— Activity —
Lines from the entries below that hold "JSON" form the answer; copy all of them.

Input material below:

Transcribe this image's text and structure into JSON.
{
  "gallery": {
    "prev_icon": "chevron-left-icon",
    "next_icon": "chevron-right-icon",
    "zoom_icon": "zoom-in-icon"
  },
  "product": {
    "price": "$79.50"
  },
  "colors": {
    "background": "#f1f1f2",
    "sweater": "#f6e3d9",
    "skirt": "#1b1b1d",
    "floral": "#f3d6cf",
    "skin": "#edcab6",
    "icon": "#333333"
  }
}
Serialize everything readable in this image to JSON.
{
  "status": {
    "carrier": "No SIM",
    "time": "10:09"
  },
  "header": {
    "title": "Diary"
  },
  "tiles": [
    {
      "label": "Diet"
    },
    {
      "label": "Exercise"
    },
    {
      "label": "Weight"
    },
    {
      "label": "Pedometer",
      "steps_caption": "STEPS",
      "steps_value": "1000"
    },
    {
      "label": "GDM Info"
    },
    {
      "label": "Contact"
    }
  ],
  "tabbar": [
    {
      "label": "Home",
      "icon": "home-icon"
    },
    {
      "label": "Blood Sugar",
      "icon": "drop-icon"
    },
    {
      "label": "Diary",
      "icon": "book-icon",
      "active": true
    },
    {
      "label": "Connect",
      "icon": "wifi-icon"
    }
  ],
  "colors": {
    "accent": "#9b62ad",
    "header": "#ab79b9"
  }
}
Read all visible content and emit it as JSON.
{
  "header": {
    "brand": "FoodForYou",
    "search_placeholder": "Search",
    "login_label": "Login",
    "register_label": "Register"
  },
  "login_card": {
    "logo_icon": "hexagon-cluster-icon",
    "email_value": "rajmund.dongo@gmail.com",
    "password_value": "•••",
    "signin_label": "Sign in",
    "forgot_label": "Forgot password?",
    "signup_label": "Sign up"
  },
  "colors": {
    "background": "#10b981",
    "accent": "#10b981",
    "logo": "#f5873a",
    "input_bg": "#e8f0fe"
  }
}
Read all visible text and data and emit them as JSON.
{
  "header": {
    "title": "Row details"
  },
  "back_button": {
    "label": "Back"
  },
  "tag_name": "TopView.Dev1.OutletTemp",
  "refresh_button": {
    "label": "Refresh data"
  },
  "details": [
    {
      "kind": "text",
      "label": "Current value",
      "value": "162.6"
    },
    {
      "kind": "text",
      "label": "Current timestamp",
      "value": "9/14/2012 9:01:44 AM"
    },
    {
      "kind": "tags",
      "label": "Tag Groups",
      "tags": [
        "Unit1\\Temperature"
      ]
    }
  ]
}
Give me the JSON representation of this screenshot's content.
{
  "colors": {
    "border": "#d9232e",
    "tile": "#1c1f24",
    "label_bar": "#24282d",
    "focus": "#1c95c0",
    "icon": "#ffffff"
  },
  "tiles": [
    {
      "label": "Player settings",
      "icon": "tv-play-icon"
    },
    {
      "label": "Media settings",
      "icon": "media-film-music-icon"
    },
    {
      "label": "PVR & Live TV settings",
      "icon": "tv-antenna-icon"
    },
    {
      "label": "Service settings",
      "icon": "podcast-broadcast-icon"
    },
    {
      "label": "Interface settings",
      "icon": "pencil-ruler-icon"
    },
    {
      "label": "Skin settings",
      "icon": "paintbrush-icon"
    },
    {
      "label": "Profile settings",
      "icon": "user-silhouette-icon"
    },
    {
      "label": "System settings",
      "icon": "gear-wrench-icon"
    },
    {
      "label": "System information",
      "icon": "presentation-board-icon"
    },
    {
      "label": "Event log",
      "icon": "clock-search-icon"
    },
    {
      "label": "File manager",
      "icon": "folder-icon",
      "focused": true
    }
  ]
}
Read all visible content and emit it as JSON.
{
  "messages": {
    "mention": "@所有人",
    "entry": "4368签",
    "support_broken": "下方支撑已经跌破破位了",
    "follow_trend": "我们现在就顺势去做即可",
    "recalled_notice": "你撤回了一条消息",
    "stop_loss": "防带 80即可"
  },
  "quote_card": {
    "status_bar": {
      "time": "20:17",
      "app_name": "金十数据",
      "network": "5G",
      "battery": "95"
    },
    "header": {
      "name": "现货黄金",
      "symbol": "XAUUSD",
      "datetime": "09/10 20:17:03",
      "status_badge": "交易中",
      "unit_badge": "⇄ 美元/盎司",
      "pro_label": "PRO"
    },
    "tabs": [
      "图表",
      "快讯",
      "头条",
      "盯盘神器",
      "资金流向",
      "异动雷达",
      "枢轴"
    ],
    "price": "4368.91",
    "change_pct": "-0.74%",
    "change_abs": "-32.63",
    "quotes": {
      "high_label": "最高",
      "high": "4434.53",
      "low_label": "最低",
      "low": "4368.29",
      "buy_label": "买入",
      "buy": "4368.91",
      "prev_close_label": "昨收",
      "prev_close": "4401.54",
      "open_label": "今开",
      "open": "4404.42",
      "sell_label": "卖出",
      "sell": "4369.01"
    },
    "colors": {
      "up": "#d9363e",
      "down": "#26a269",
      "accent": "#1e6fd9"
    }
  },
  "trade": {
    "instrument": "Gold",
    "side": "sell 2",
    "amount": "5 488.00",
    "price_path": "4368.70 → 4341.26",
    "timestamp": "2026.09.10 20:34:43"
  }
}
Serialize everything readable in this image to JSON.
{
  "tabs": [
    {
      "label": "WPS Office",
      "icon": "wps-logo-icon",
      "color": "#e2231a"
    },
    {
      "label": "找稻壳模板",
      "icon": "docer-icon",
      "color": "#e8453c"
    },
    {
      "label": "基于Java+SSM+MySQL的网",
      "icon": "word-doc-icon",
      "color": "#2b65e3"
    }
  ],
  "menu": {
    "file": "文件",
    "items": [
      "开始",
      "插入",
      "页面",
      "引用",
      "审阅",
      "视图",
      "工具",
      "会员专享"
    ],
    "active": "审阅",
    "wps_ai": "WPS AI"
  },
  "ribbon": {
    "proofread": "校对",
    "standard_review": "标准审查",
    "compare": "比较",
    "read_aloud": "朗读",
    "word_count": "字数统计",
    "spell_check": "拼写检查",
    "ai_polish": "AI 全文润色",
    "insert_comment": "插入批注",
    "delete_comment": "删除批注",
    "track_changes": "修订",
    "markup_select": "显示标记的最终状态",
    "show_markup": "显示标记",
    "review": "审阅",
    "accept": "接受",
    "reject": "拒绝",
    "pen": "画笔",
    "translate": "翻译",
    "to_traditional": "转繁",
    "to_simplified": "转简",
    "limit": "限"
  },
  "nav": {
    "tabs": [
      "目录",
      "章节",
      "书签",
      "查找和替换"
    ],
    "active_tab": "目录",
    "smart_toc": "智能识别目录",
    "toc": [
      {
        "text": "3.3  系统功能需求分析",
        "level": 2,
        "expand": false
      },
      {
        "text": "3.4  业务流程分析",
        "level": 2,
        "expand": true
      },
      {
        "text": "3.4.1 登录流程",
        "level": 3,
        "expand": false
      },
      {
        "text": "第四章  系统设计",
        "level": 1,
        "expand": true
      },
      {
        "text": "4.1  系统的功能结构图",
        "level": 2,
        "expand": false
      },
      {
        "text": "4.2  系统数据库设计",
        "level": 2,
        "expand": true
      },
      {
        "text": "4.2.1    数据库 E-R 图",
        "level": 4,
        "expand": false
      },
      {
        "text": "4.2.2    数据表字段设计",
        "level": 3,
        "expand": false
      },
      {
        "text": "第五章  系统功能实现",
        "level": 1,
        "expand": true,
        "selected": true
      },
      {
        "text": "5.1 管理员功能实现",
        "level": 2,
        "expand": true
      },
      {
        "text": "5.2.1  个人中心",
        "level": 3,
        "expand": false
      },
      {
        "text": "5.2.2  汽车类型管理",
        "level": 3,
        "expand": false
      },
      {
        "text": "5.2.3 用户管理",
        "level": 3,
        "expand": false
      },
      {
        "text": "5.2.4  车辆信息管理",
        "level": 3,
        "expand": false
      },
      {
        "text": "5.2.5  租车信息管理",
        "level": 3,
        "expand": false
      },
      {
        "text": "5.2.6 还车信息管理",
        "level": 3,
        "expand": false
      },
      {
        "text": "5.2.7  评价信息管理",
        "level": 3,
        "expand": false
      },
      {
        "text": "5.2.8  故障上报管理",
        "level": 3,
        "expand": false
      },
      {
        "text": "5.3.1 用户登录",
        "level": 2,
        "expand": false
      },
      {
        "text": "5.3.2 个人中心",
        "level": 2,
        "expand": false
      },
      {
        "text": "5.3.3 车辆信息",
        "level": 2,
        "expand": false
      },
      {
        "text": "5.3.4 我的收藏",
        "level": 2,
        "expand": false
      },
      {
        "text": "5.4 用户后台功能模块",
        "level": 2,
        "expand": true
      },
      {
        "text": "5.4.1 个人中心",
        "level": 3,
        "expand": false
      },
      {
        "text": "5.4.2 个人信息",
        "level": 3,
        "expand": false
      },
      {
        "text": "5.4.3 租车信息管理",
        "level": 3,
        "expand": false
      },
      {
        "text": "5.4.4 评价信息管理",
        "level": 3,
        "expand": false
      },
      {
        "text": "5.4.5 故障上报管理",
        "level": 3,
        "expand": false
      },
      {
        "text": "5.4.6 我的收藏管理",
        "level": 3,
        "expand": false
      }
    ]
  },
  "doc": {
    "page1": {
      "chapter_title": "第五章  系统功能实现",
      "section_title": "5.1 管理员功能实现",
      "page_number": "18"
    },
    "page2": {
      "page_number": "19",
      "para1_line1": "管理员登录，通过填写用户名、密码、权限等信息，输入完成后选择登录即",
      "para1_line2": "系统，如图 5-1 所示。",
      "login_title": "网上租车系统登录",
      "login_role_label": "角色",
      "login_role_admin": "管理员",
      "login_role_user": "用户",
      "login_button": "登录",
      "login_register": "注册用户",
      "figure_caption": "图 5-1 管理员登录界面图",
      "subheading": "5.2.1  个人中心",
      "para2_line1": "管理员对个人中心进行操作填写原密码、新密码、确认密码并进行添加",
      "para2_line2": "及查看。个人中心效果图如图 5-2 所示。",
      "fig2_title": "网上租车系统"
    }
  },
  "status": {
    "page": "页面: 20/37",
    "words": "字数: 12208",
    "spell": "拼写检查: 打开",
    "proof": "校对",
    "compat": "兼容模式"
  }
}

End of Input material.

— The answer —
Transcribe this image's text and structure into JSON.
Serialize everything readable in this image to JSON.
Read all visible content and emit it as JSON.
Read all visible text and data and emit them as JSON.
Give me the JSON representation of this screenshot's content.
Read all visible content and emit it as JSON.
Serialize everything readable in this image to JSON.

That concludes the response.